== Segment start ==

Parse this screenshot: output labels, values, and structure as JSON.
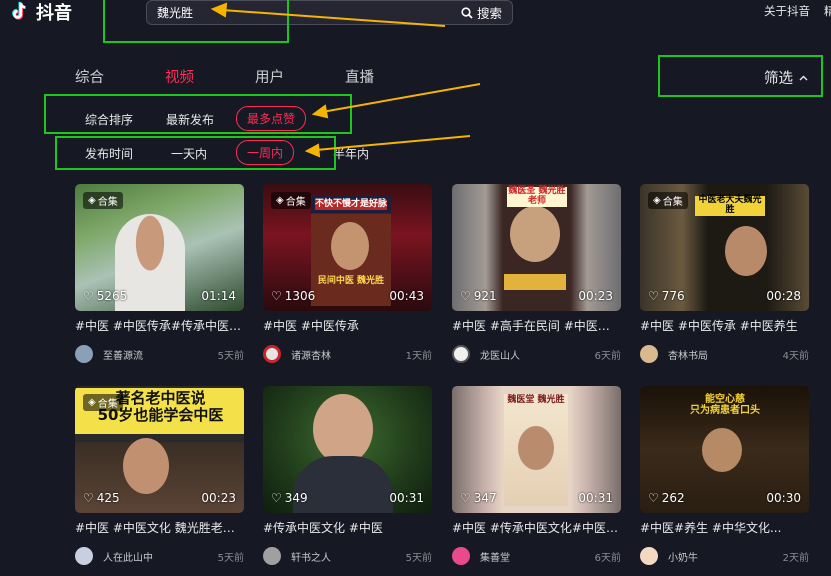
{
  "header": {
    "brand": "抖音",
    "search_value": "魏光胜",
    "search_button": "搜索",
    "about_link": "关于抖音",
    "more_link": "精"
  },
  "tabs": [
    {
      "label": "综合",
      "active": false
    },
    {
      "label": "视频",
      "active": true
    },
    {
      "label": "用户",
      "active": false
    },
    {
      "label": "直播",
      "active": false
    }
  ],
  "filter_label": "筛选",
  "sort": {
    "options": [
      "综合排序",
      "最新发布",
      "最多点赞"
    ],
    "selected": "最多点赞"
  },
  "publish_time": {
    "label": "发布时间",
    "options": [
      "一天内",
      "一周内",
      "半年内"
    ],
    "selected": "一周内"
  },
  "collection_badge": "合集",
  "videos": [
    {
      "likes": "5265",
      "duration": "01:14",
      "desc": "#中医 #中医传承#传承中医文...",
      "author": "至善源流",
      "time": "5天前",
      "collection": true,
      "overlay": ""
    },
    {
      "likes": "1306",
      "duration": "00:43",
      "desc": "#中医 #中医传承",
      "author": "诸源杏林",
      "time": "1天前",
      "collection": true,
      "overlay": "不快不慢才是好脉 民间中医 魏光胜"
    },
    {
      "likes": "921",
      "duration": "00:23",
      "desc": "#中医 #高手在民间 #中医传承",
      "author": "龙医山人",
      "time": "6天前",
      "collection": false,
      "overlay": "魏医圣 魏光胜老师"
    },
    {
      "likes": "776",
      "duration": "00:28",
      "desc": "#中医 #中医传承 #中医养生",
      "author": "杏林书局",
      "time": "4天前",
      "collection": true,
      "overlay": "中医老大夫魏光胜"
    },
    {
      "likes": "425",
      "duration": "00:23",
      "desc": "#中医 #中医文化 魏光胜老中...",
      "author": "人在此山中",
      "time": "5天前",
      "collection": true,
      "overlay": "著名老中医说 50岁也能学会中医"
    },
    {
      "likes": "349",
      "duration": "00:31",
      "desc": "#传承中医文化 #中医",
      "author": "轩书之人",
      "time": "5天前",
      "collection": false,
      "overlay": ""
    },
    {
      "likes": "347",
      "duration": "00:31",
      "desc": "#中医 #传承中医文化#中医传...",
      "author": "集善堂",
      "time": "6天前",
      "collection": false,
      "overlay": "魏医堂 魏光胜"
    },
    {
      "likes": "262",
      "duration": "00:30",
      "desc": "#中医#养生 #中华文化...",
      "author": "小奶牛",
      "time": "2天前",
      "collection": false,
      "overlay": "能空心慈 只为病患者口头"
    }
  ],
  "colors": {
    "accent": "#fe2c55",
    "annotation": "#1fc51f",
    "arrow": "#f5b400",
    "background": "#161823"
  }
}
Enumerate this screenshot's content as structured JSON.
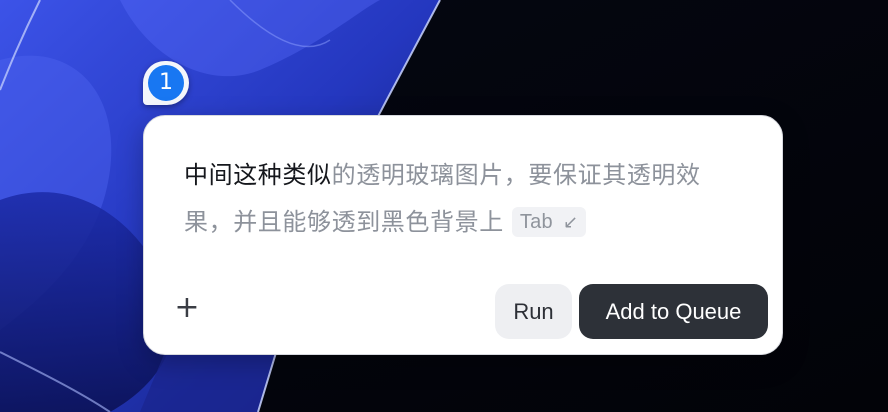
{
  "badge": {
    "number": "1"
  },
  "prompt": {
    "typed_text": "中间这种类似",
    "suggestion_text": "的透明玻璃图片，要保证其透明效果，并且能够透到黑色背景上",
    "tab_hint_label": "Tab",
    "tab_hint_icon": "arrow-down-left-icon"
  },
  "actions": {
    "add_icon": "plus-icon",
    "run_label": "Run",
    "queue_label": "Add to Queue"
  },
  "colors": {
    "accent_badge": "#1877f2",
    "primary_button": "#2d3138",
    "secondary_button": "#eeeff2",
    "wallpaper_blue": "#2b3fd0",
    "background": "#03040a"
  }
}
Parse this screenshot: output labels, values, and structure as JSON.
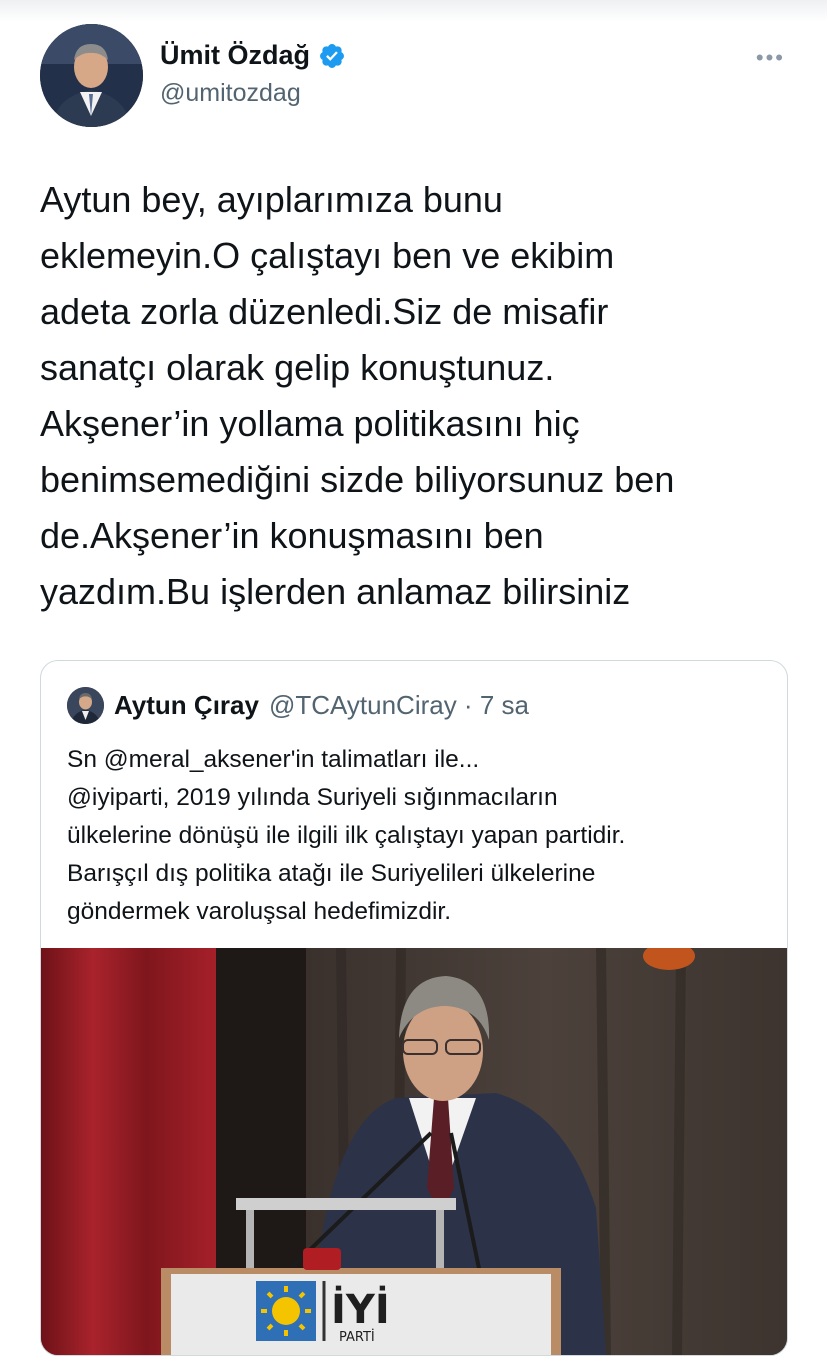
{
  "tweet": {
    "author_name": "Ümit Özdağ",
    "author_handle": "@umitozdag",
    "lines": [
      "Aytun bey, ayıplarımıza bunu",
      "eklemeyin.O çalıştayı ben ve ekibim",
      "adeta zorla düzenledi.Siz de misafir",
      "sanatçı olarak gelip konuştunuz.",
      "Akşener’in yollama politikasını hiç",
      "benimsemediğini sizde biliyorsunuz ben",
      "de.Akşener’in konuşmasını ben",
      "yazdım.Bu işlerden anlamaz bilirsiniz"
    ],
    "more_label": "•••"
  },
  "quote": {
    "author_name": "Aytun Çıray",
    "author_handle": "@TCAytunCiray · 7 sa",
    "lines": [
      "Sn @meral_aksener'in talimatları ile...",
      "@iyiparti, 2019 yılında Suriyeli sığınmacıların",
      "ülkelerine dönüşü ile ilgili ilk çalıştayı yapan partidir.",
      "Barışçıl dış politika atağı ile Suriyelileri ülkelerine",
      "göndermek varoluşsal hedefimizdir."
    ],
    "media": {
      "podium_logo_main": "İYİ",
      "podium_logo_sub": "PARTİ"
    }
  },
  "colors": {
    "verified": "#1d9bf0",
    "text": "#0f1419",
    "secondary": "#536471",
    "border": "#cfd9de",
    "curtain_red": "#8e1b22"
  }
}
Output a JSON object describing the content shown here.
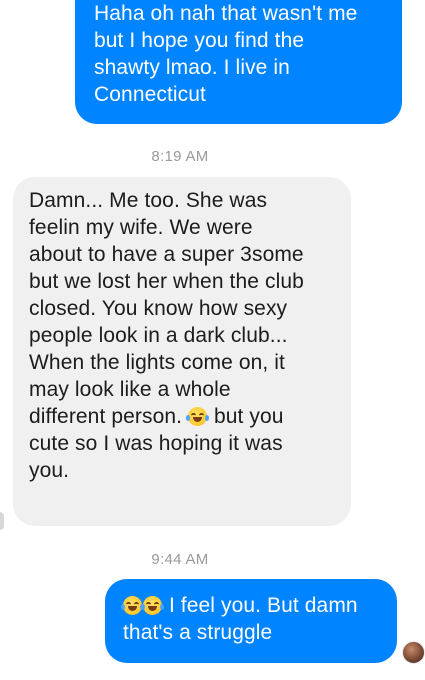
{
  "messages": [
    {
      "direction": "outgoing",
      "lines": [
        "Haha oh nah that wasn't me",
        "but I hope you find the",
        "shawty lmao. I live in",
        "Connecticut"
      ]
    },
    {
      "direction": "incoming",
      "lines": [
        "Damn... Me too. She was",
        "feelin my wife. We were",
        "about to have a super 3some",
        "but we lost her when the club",
        "closed.  You know how sexy",
        "people look in a dark club...",
        "When the lights come on, it",
        "may look like a whole",
        "different person.",
        "but you",
        "cute so I was hoping it was",
        "you."
      ],
      "emoji": "face-with-tears-of-joy"
    },
    {
      "direction": "outgoing",
      "lines": [
        "I feel you. But damn",
        "that's a struggle"
      ],
      "emoji": "face-with-tears-of-joy"
    }
  ],
  "timestamps": [
    "8:19 AM",
    "9:44 AM"
  ],
  "colors": {
    "outgoing_bubble": "#0084ff",
    "incoming_bubble": "#f1f0f0",
    "timestamp_text": "#9a9a9a"
  },
  "icons": {
    "laugh_emoji": "face-with-tears-of-joy-icon",
    "sender_avatar": "avatar"
  }
}
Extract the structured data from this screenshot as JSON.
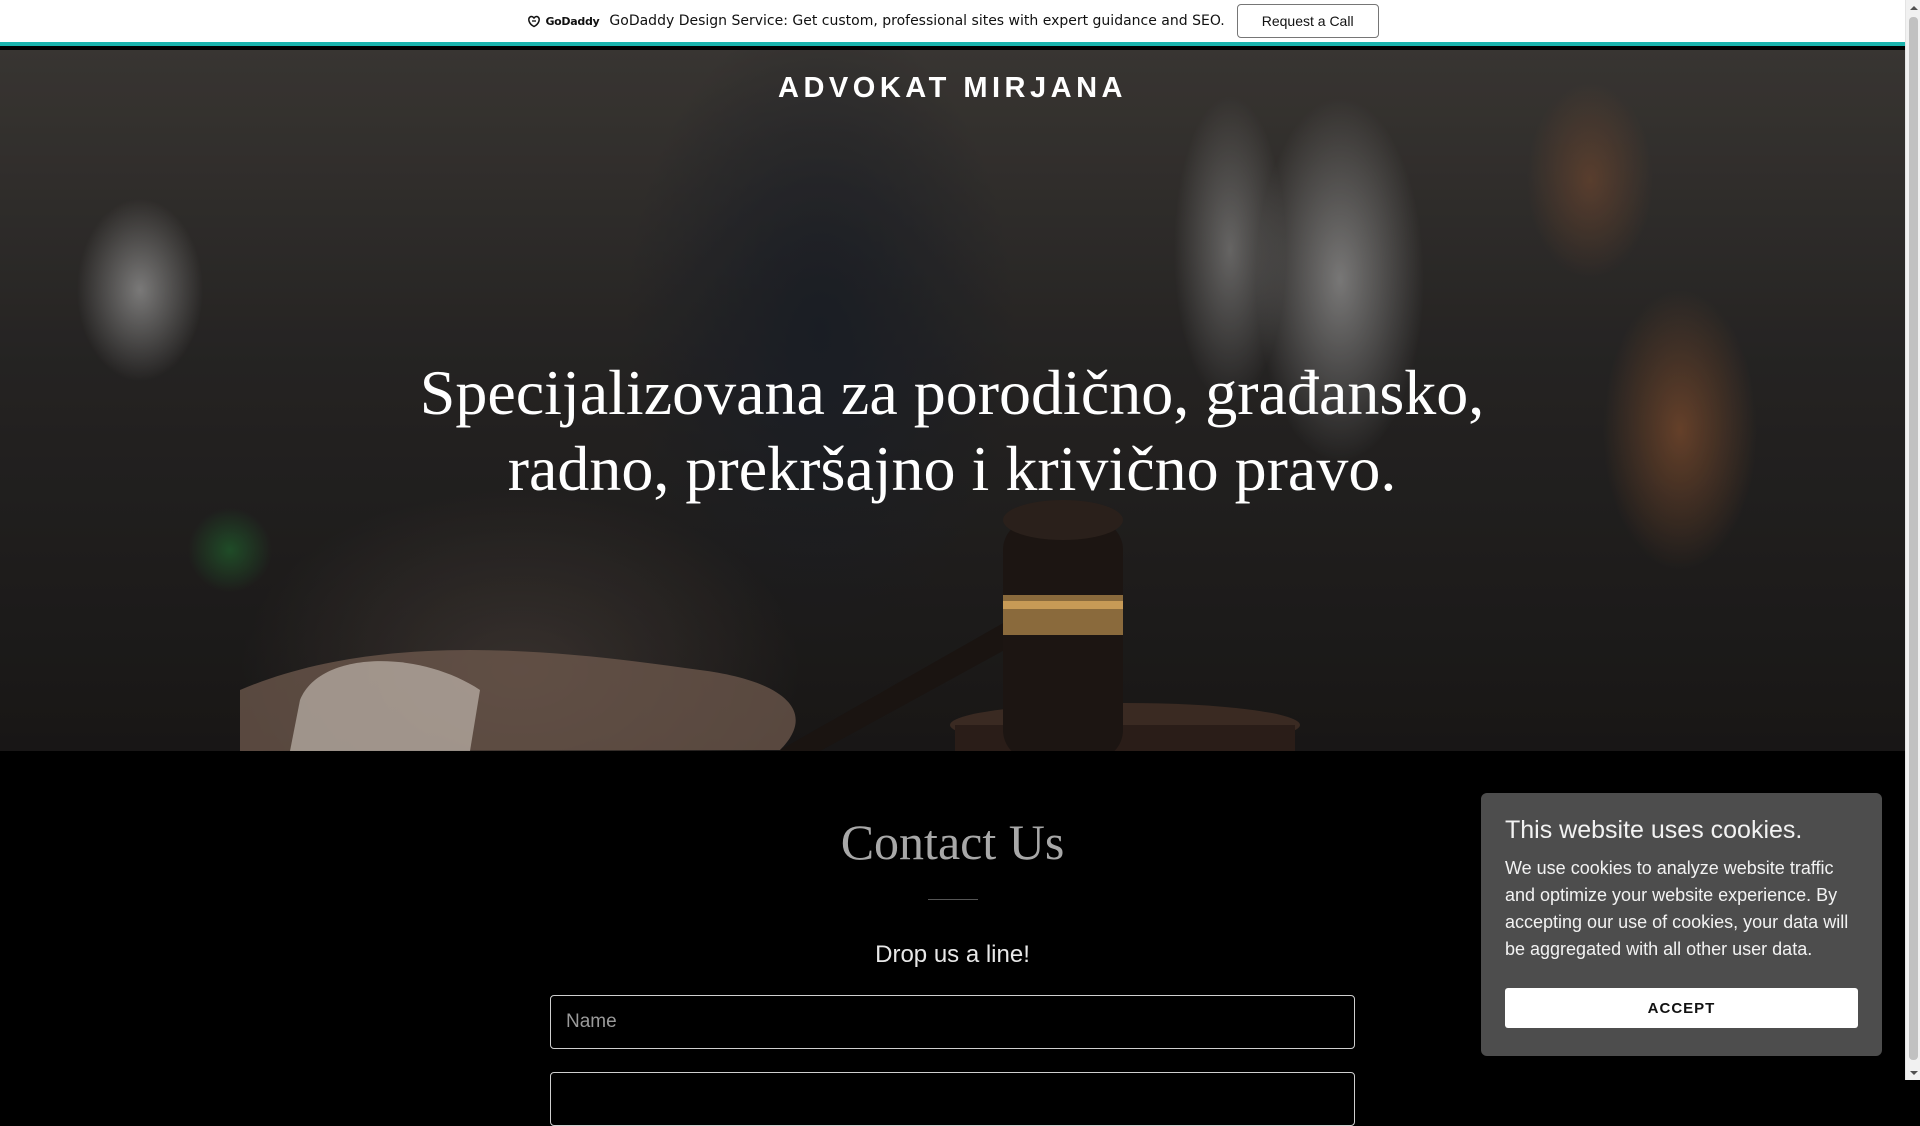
{
  "promo": {
    "logo_text": "GoDaddy",
    "message": "GoDaddy Design Service: Get custom, professional sites with expert guidance and SEO.",
    "button_label": "Request a Call",
    "accent_color": "#1bb3ad"
  },
  "hero": {
    "site_title": "ADVOKAT MIRJANA",
    "heading": "Specijalizovana za porodično, građansko, radno, prekršajno i krivično pravo."
  },
  "contact": {
    "title": "Contact Us",
    "subtitle": "Drop us a line!",
    "name_placeholder": "Name",
    "email_placeholder": ""
  },
  "cookie": {
    "title": "This website uses cookies.",
    "text": "We use cookies to analyze website traffic and optimize your website experience. By accepting our use of cookies, your data will be aggregated with all other user data.",
    "accept_label": "ACCEPT"
  },
  "icons": {
    "godaddy_logo": "godaddy-logo-icon",
    "scroll_up": "chevron-up-icon",
    "scroll_down": "chevron-down-icon"
  }
}
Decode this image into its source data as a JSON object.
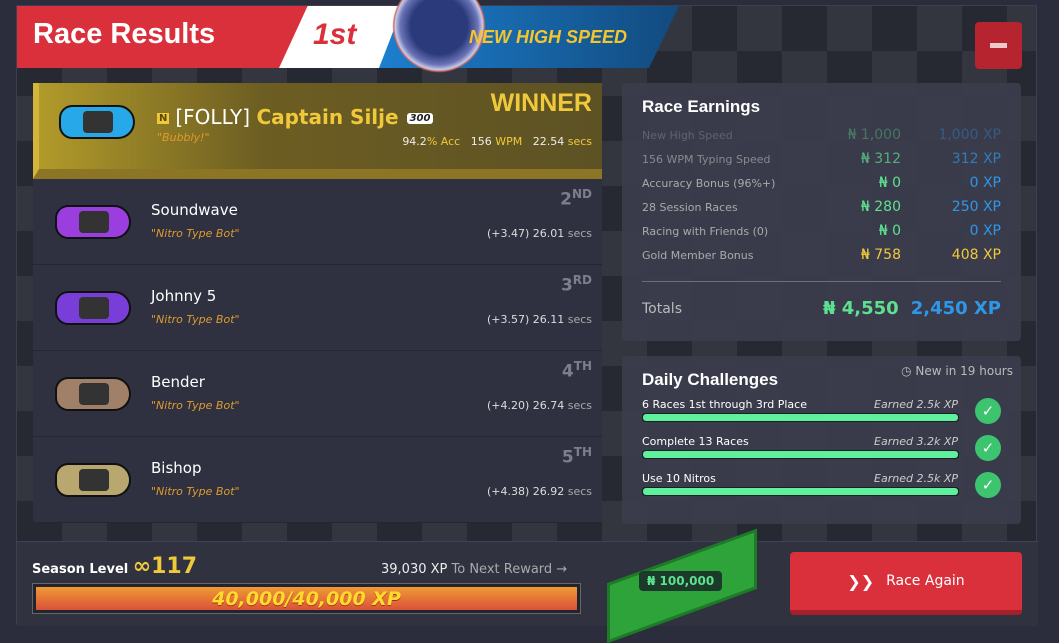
{
  "header": {
    "title": "Race Results",
    "place": "1st",
    "banner": "NEW HIGH SPEED"
  },
  "winner": {
    "label": "WINNER",
    "tag": "[FOLLY]",
    "name": "Captain Silje",
    "level_badge": "300",
    "quote": "\"Bubbly!\"",
    "acc_value": "94.2",
    "acc_label": "% Acc",
    "wpm_value": "156",
    "wpm_label": "WPM",
    "time_value": "22.54",
    "time_label": "secs",
    "car_color": "#27a8e8"
  },
  "racers": [
    {
      "place": "2",
      "suffix": "ND",
      "name": "Soundwave",
      "quote": "\"Nitro Type Bot\"",
      "time": "(+3.47) 26.01",
      "unit": "secs",
      "car_color": "#9b3ee0"
    },
    {
      "place": "3",
      "suffix": "RD",
      "name": "Johnny 5",
      "quote": "\"Nitro Type Bot\"",
      "time": "(+3.57) 26.11",
      "unit": "secs",
      "car_color": "#7a3ed8"
    },
    {
      "place": "4",
      "suffix": "TH",
      "name": "Bender",
      "quote": "\"Nitro Type Bot\"",
      "time": "(+4.20) 26.74",
      "unit": "secs",
      "car_color": "#a08068"
    },
    {
      "place": "5",
      "suffix": "TH",
      "name": "Bishop",
      "quote": "\"Nitro Type Bot\"",
      "time": "(+4.38) 26.92",
      "unit": "secs",
      "car_color": "#b8a870"
    }
  ],
  "earnings": {
    "title": "Race Earnings",
    "rows": [
      {
        "label": "New High Speed",
        "nitro": "₦ 1,000",
        "xp": "1,000 XP"
      },
      {
        "label": "156 WPM Typing Speed",
        "nitro": "₦ 312",
        "xp": "312 XP"
      },
      {
        "label": "Accuracy Bonus (96%+)",
        "nitro": "₦ 0",
        "xp": "0 XP"
      },
      {
        "label": "28 Session Races",
        "nitro": "₦ 280",
        "xp": "250 XP"
      },
      {
        "label": "Racing with Friends (0)",
        "nitro": "₦ 0",
        "xp": "0 XP"
      },
      {
        "label": "Gold Member Bonus",
        "nitro": "₦ 758",
        "xp": "408 XP"
      }
    ],
    "totals_label": "Totals",
    "total_nitro": "₦ 4,550",
    "total_xp": "2,450 XP"
  },
  "challenges": {
    "title": "Daily Challenges",
    "refresh": "New in 19 hours",
    "items": [
      {
        "label": "6 Races 1st through 3rd Place",
        "earned": "Earned 2.5k XP",
        "progress": 100
      },
      {
        "label": "Complete 13 Races",
        "earned": "Earned 3.2k XP",
        "progress": 100
      },
      {
        "label": "Use 10 Nitros",
        "earned": "Earned 2.5k XP",
        "progress": 100
      }
    ]
  },
  "season": {
    "label": "Season Level",
    "level": "∞117",
    "next_value": "39,030 XP",
    "next_label": "To Next Reward →",
    "progress_text": "40,000/40,000 XP",
    "progress": 100,
    "reward": "₦ 100,000"
  },
  "actions": {
    "race_again": "Race Again"
  },
  "colors": {
    "accent_red": "#d9303c",
    "gold": "#f0c93a",
    "nitro_green": "#5de18f",
    "xp_blue": "#2f97e8"
  }
}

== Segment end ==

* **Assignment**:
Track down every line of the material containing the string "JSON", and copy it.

* **Task output**:
Parse this screenshot: output labels, values, and structure as JSON.
Enumerate this screenshot's content as structured JSON.
Parse this screenshot: output labels, values, and structure as JSON.
Output a JSON object describing the content shown here.
Extract the structured data from this screenshot as JSON.
Decode this image into its source data as a JSON object.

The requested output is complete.